(of a plant) exhibiting a pattern of growth or movement in a downward direction from the apex of the stem to its base (opposed to acropetal).
[1865–70; basi (s) + -petal < Latin pet(ere) to seek + -al1; compare centripetal]
ba•sip′e•tal•ly, adv.
Random House Kernerman Webster's College Dictionary, © 2010 K Dictionaries Ltd. Copyright 2005, 1997, 1991 by Random House, Inc. All rights reserved.
ThesaurusAntonymsRelated WordsSynonymsLegend:
Adj.1.basipetal - of leaves or flowers; developing or opening in succession from apex to base
phytology, botany - the branch of biology that studies plants
acropetal - of leaves or flowers; developing or opening in succession from base to apex
Based on WordNet 3.0, Farlex clipart collection. © 2003-2012 Princeton University, Farlex Inc.
References in periodicals archive ?
Once the auxin reaches to the root tip (acropetal) through vascular tissue, it is redirected upwards (basipetal) the root elongation zone and recycled back to vascular tissue(Rashotte et al.

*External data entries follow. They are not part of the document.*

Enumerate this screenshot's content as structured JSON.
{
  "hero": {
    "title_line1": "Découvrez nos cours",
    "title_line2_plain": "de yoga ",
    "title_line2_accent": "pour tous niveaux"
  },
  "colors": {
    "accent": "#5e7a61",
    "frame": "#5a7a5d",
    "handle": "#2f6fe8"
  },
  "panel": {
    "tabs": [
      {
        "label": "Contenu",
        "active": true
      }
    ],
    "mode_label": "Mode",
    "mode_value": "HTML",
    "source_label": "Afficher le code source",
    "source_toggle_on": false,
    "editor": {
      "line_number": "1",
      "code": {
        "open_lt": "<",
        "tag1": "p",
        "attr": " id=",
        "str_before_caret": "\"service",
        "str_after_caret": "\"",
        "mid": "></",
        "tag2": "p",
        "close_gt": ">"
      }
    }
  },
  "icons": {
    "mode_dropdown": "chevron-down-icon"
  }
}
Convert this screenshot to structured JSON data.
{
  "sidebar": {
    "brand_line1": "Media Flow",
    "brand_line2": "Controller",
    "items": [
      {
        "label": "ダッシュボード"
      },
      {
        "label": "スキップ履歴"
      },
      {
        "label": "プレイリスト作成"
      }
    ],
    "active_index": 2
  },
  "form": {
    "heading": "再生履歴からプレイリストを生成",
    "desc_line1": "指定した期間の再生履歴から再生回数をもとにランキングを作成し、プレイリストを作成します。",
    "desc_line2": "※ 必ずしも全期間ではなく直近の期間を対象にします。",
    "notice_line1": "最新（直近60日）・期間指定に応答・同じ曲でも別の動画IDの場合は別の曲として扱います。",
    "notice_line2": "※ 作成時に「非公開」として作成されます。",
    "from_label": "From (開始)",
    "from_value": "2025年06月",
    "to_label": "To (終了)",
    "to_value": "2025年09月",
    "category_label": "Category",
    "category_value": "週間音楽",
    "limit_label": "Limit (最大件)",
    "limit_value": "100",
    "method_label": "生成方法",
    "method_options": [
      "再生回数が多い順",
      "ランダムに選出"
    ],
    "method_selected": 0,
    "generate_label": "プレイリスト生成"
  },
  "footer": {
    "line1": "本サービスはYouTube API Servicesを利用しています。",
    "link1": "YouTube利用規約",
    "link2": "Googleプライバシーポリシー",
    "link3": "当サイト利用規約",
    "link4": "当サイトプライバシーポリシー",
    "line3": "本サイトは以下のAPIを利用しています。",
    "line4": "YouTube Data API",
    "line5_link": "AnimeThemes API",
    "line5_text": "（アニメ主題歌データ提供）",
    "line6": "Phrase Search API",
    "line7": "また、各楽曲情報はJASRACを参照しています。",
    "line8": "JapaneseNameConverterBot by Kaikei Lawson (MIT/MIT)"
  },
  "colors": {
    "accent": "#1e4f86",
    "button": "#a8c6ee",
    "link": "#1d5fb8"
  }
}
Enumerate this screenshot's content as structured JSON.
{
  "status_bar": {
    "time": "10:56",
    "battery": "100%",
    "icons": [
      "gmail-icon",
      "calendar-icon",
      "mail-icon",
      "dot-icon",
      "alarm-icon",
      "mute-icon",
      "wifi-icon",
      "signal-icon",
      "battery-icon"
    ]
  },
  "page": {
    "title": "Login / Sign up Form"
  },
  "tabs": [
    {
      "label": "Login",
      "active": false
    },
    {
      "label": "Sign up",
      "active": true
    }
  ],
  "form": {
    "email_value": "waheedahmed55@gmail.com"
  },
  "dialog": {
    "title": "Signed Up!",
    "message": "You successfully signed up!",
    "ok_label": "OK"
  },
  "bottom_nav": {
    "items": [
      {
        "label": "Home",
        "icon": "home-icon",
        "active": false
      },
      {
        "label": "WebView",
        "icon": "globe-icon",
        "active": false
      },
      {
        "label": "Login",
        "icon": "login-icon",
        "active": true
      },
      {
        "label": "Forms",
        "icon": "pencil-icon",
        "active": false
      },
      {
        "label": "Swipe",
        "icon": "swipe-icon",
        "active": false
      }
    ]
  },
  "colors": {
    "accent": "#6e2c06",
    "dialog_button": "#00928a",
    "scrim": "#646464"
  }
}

Moreover, according to Taiz and Zeiger (2017), in most of "true woody plants", apical dominance is exerted through the production of auxins at the apex, which is transported in the basipetal direction, inhibiting sprouting and growth of buds located in previous positions.
They also have simple single-celled conidia (ameroconidia) in chains that were produced and attached in the basipetal succession of phialides, specialized conidiogenous cells giving the brush-like appearance of the species (Figure 3(f)).
The increased ethylene content in plant tissues can promote tillering by inhibiting basipetal transport of auxin; however, it can also decrease cell division (Davies, 1995), which can explain the reduction in main tiller height in seedlings (from 44.66 to 60.47%, Figure 1) (.
Reverse color, tan with brownish center.###commonly rough-walled, spiny, truncate, and forming basipetal chains.###guano
Spalding, "Separating the roles of acropetal and basipetal auxin transport on gravitropism with mutations in two Arabidopsis multidrug resistance-like ABC transporter genes," Plant Cell, vol.
The removal of a small strip of bark around a branch or trunk obstruct basipetal phloem transport and make available more photosynthetic metabolites to the growing regions above the strip [46].
7 FGCC/BLS 10 Chains of single-celled conidia are produced in basipetal succession from a specialisedconidiogenous cell called a phialide produced singly in groups orfrom branched metulae, giving a brush-like appearance (a Penicillus) 8 FGCC/BLS 11 Macro conidia are hyaline, two- to several-celled, fusiform- to sickle-shaped, mostly with an elongated apical cell and pedicellate basal cell.
Is reduced basipetal auxin flow involved in inhibition of root elongation by aluminum?" Plant Physiology, vol.
Each periaxial cell divided into four cells: two acropetal and two basipetal ones.